I came across a parody video on how a pair of new parents decided to choose reusable diapers over disposable ones and save on landfills while downing 10,000 litres of water, washing those diapers.

Just last week, Ola Electric Mobility launched its first electric scooter, which received 1,00,000 bookings in the first 24 hours. A great move to move away from depleting fossil fuels (petrol, diesel, gas) and move towards electricity. But production of electricity is also derived from resources; coal accounts for the majority of the supply in India.

While we propagate bring-your-cloth-bag for grocery shopping, it is crucial to understand that it takes more resources to make a cotton tote bag than cheap polyethene. The Environmental Protection Agency report analyzed how many times one would use types of bags to equal the environmental consequences of a plastic one. Paper and plastic-based reusable totes need between 35 and 85 re-uses. A cotton bag needs to be used 7,100 times to make up for the resources that went into it. For organic cotton? 20,000 times. Essentially translating, if you used the organic cotton bag twice a week, it’d be worth it after 192 years.

Similarly, when we think of carpools or rideshares, we imagine them almost on par with public transit. But they are far from so. Drivers for Ola and Uber often travel far to reach urban areas before they even turn on the app. The aim is not only to reduce private car ownership (i.e. city road congestion); it’s the overall distance travelled and carbon emissions that count.

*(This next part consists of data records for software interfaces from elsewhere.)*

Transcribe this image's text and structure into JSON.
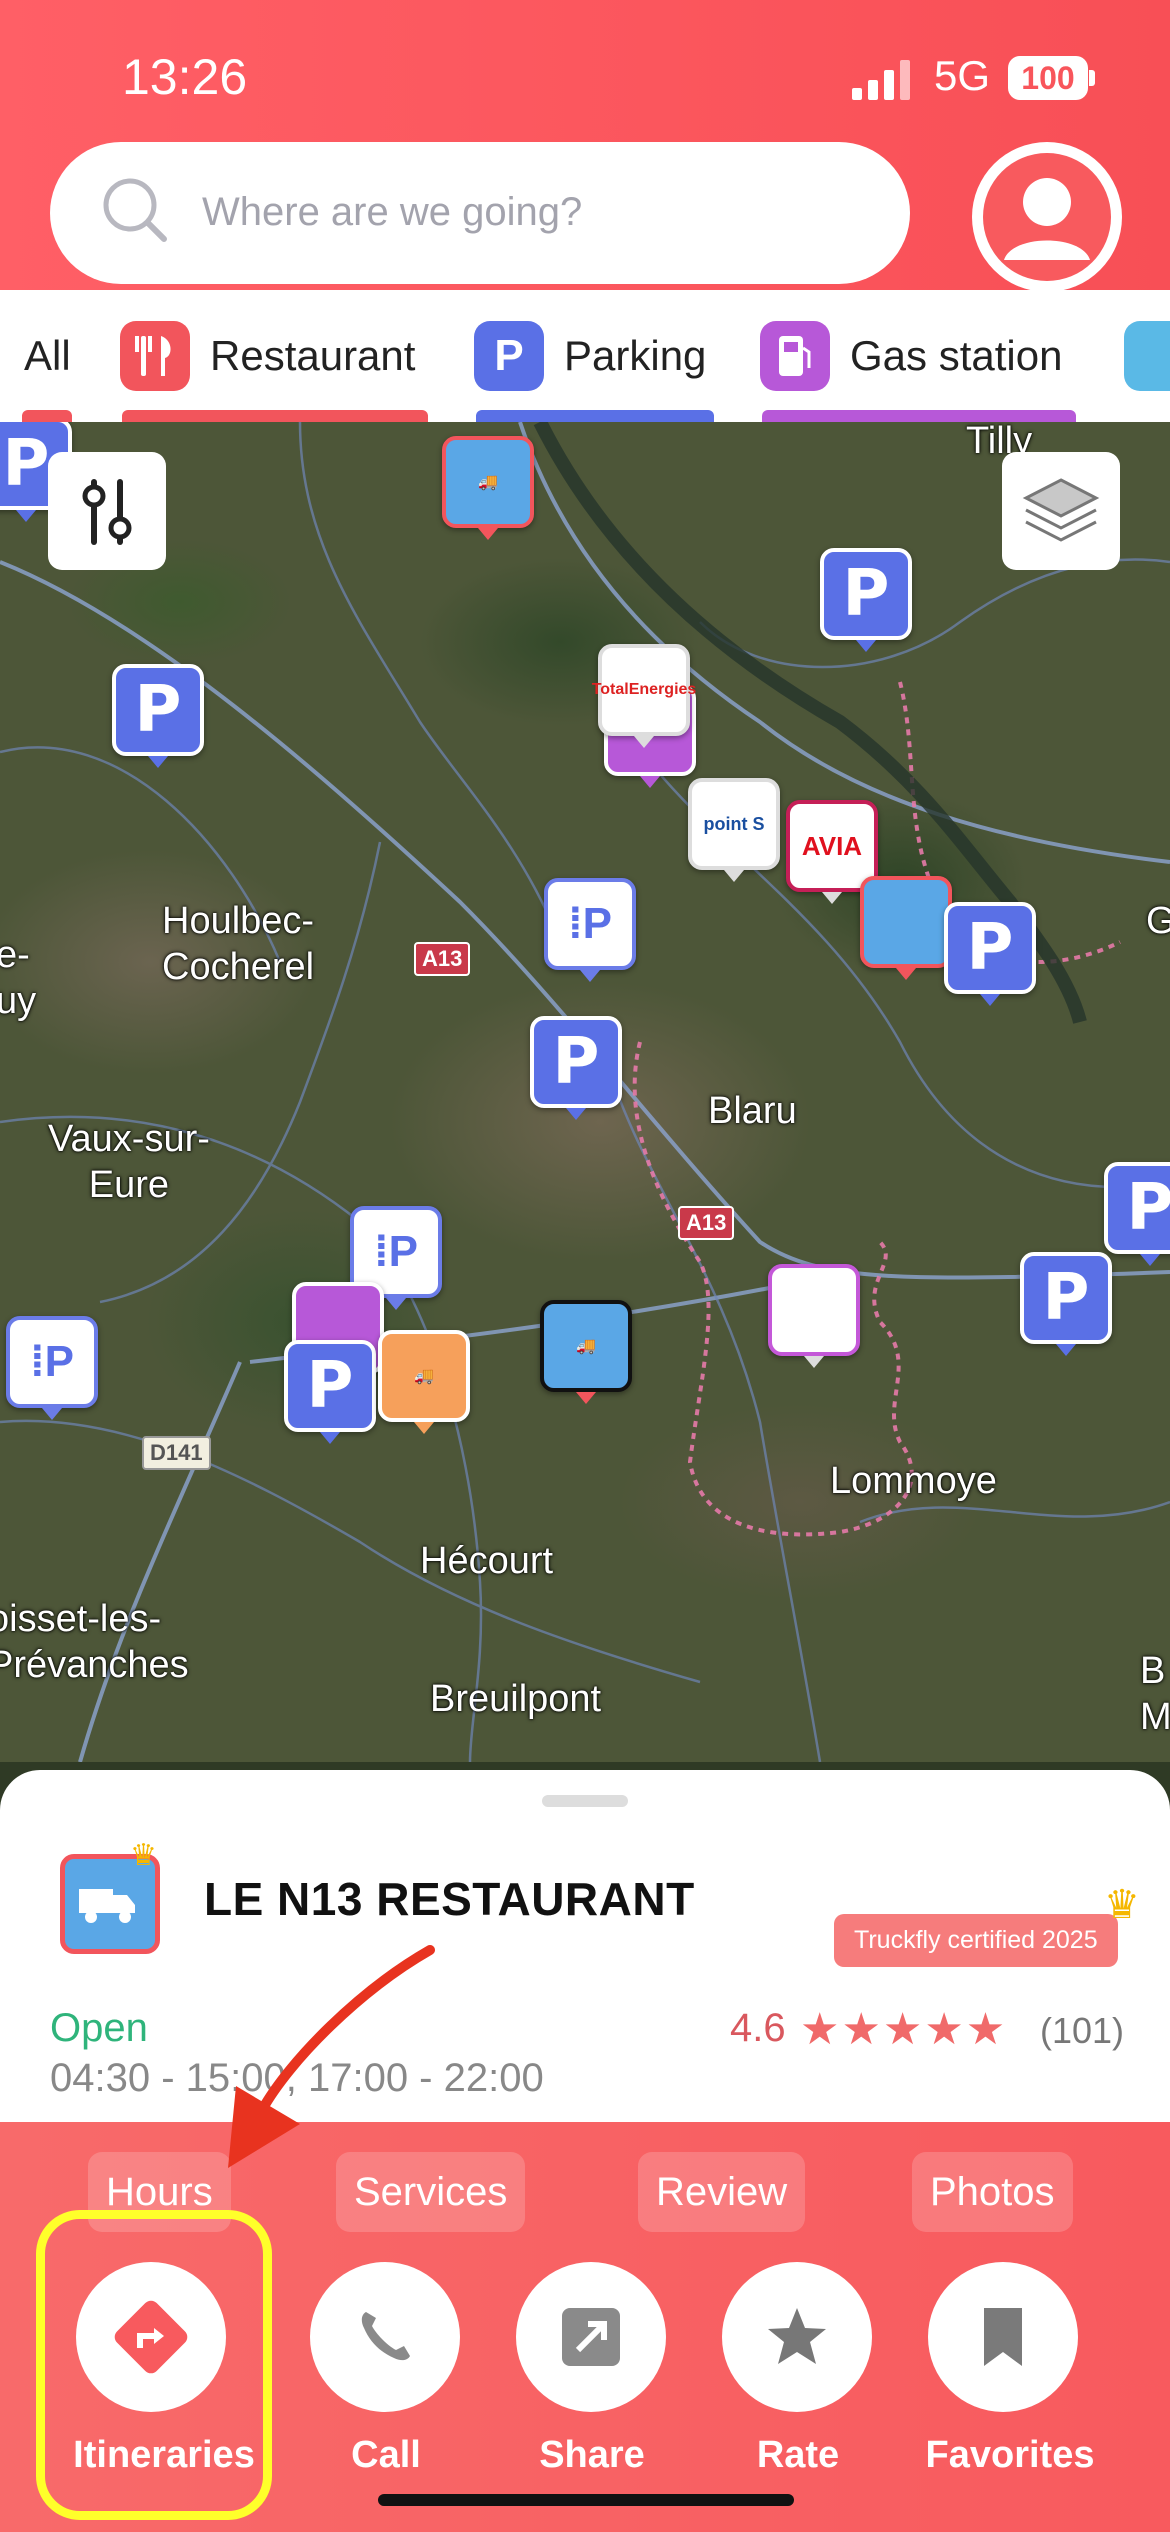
{
  "status": {
    "time": "13:26",
    "network": "5G",
    "battery": "100"
  },
  "search": {
    "placeholder": "Where are we going?"
  },
  "categories": [
    {
      "label": "All"
    },
    {
      "label": "Restaurant",
      "color": "#f2555c"
    },
    {
      "label": "Parking",
      "color": "#5a70e6"
    },
    {
      "label": "Gas station",
      "color": "#b758d8"
    }
  ],
  "map": {
    "towns": [
      "Tilly",
      "Houlbec-\nCocherel",
      "Vaux-sur-\nEure",
      "Blaru",
      "Lommoye",
      "Hécourt",
      "Breuilpont",
      "oisset-les-\nPrévanches",
      "e-\nuy",
      "G",
      "B\nMa"
    ],
    "roads": [
      "A13",
      "A13",
      "D141"
    ],
    "brand_pins": [
      "point S",
      "AVIA",
      "TotalEnergies"
    ]
  },
  "place": {
    "name": "LE N13 RESTAURANT",
    "badge": "Truckfly certified 2025",
    "status": "Open",
    "hours": "04:30 - 15:00, 17:00 - 22:00",
    "rating": "4.6",
    "stars": "★★★★★",
    "reviews": "(101)"
  },
  "tabs": [
    "Hours",
    "Services",
    "Review",
    "Photos"
  ],
  "actions": [
    {
      "label": "Itineraries",
      "icon": "directions-icon"
    },
    {
      "label": "Call",
      "icon": "phone-icon"
    },
    {
      "label": "Share",
      "icon": "share-icon"
    },
    {
      "label": "Rate",
      "icon": "star-icon"
    },
    {
      "label": "Favorites",
      "icon": "bookmark-icon"
    }
  ],
  "colors": {
    "brand": "#f85a5e",
    "highlight": "#ffff2a",
    "open": "#2fb47b",
    "annotation_arrow": "#e8331f"
  }
}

The point here is that all products and services have environmental impacts as well as economic costs.In other words, almost all products and services need the extraction of natural resources and the release of wastes and emissions. Both certainly affect the natural environment in adverse. The environmental benefits of sustainable products are not that they fix the environment or have no impact, but rather, their environmental impacts are lesser than those of similar products.

So the question rests are sustainable products good for the environment? Stephanie Parker, in her article, says that they raise awareness, at the very least and give people can begin to an excellent start who want to make a difference.


  1. T. Zink & R. Geyer (2016), There Is No Such Thing as a Green Product, Standard Social Innovation Review
  2. A. Funk (2019), Things You Think Are Environmentally Friendly — But Aren’t, Discover Magazine
  3. Life Cycle Assessment of grocery carrier bags (2018), Environmental Protection Agency, Ministry of Environment and Food of Denmark
  4. S. Parker, Do “environmentally responsible” products help the planet? Or do they just get us to buy more stuff?